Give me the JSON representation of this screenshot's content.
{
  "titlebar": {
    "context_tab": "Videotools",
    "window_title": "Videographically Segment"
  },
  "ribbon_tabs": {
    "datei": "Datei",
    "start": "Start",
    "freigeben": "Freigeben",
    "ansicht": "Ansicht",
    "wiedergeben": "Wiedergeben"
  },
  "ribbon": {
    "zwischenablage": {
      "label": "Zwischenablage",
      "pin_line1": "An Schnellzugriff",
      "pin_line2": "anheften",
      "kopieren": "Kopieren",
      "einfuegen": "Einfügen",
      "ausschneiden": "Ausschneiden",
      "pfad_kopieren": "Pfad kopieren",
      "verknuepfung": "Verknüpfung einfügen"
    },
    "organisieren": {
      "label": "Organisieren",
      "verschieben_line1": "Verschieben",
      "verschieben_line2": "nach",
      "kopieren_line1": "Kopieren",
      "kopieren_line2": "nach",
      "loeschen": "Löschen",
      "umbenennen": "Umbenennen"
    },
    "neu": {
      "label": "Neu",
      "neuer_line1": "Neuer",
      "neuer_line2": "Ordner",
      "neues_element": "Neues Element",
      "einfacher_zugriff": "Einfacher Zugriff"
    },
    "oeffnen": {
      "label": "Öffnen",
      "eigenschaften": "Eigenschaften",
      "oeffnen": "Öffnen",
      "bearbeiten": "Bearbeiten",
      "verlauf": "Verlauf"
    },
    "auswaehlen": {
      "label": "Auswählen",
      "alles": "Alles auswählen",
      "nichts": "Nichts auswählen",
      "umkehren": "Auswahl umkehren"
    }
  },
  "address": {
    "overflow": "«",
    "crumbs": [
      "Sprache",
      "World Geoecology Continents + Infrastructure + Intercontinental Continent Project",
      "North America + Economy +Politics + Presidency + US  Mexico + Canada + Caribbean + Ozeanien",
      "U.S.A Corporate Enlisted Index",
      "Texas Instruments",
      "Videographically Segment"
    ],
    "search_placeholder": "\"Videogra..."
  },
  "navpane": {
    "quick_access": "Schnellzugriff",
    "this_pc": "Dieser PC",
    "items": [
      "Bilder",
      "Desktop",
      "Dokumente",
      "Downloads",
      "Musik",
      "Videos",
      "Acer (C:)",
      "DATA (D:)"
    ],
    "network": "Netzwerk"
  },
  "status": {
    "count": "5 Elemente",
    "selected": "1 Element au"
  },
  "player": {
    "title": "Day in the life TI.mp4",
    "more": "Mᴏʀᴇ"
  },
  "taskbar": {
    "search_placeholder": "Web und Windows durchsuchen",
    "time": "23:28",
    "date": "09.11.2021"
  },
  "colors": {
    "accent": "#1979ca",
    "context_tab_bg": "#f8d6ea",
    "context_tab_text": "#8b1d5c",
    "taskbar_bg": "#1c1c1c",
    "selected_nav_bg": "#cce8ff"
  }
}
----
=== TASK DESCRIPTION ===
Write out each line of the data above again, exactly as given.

=== WRITTEN RESPONSE ===
Give me the JSON representation of this screenshot's content.
{
  "titlebar": {
    "context_tab": "Videotools",
    "window_title": "Videographically Segment"
  },
  "ribbon_tabs": {
    "datei": "Datei",
    "start": "Start",
    "freigeben": "Freigeben",
    "ansicht": "Ansicht",
    "wiedergeben": "Wiedergeben"
  },
  "ribbon": {
    "zwischenablage": {
      "label": "Zwischenablage",
      "pin_line1": "An Schnellzugriff",
      "pin_line2": "anheften",
      "kopieren": "Kopieren",
      "einfuegen": "Einfügen",
      "ausschneiden": "Ausschneiden",
      "pfad_kopieren": "Pfad kopieren",
      "verknuepfung": "Verknüpfung einfügen"
    },
    "organisieren": {
      "label": "Organisieren",
      "verschieben_line1": "Verschieben",
      "verschieben_line2": "nach",
      "kopieren_line1": "Kopieren",
      "kopieren_line2": "nach",
      "loeschen": "Löschen",
      "umbenennen": "Umbenennen"
    },
    "neu": {
      "label": "Neu",
      "neuer_line1": "Neuer",
      "neuer_line2": "Ordner",
      "neues_element": "Neues Element",
      "einfacher_zugriff": "Einfacher Zugriff"
    },
    "oeffnen": {
      "label": "Öffnen",
      "eigenschaften": "Eigenschaften",
      "oeffnen": "Öffnen",
      "bearbeiten": "Bearbeiten",
      "verlauf": "Verlauf"
    },
    "auswaehlen": {
      "label": "Auswählen",
      "alles": "Alles auswählen",
      "nichts": "Nichts auswählen",
      "umkehren": "Auswahl umkehren"
    }
  },
  "address": {
    "overflow": "«",
    "crumbs": [
      "Sprache",
      "World Geoecology Continents + Infrastructure + Intercontinental Continent Project",
      "North America + Economy +Politics + Presidency + US  Mexico + Canada + Caribbean + Ozeanien",
      "U.S.A Corporate Enlisted Index",
      "Texas Instruments",
      "Videographically Segment"
    ],
    "search_placeholder": "\"Videogra..."
  },
  "navpane": {
    "quick_access": "Schnellzugriff",
    "this_pc": "Dieser PC",
    "items": [
      "Bilder",
      "Desktop",
      "Dokumente",
      "Downloads",
      "Musik",
      "Videos",
      "Acer (C:)",
      "DATA (D:)"
    ],
    "network": "Netzwerk"
  },
  "status": {
    "count": "5 Elemente",
    "selected": "1 Element au"
  },
  "player": {
    "title": "Day in the life TI.mp4",
    "more": "Mᴏʀᴇ"
  },
  "taskbar": {
    "search_placeholder": "Web und Windows durchsuchen",
    "time": "23:28",
    "date": "09.11.2021"
  },
  "colors": {
    "accent": "#1979ca",
    "context_tab_bg": "#f8d6ea",
    "context_tab_text": "#8b1d5c",
    "taskbar_bg": "#1c1c1c",
    "selected_nav_bg": "#cce8ff"
  }
}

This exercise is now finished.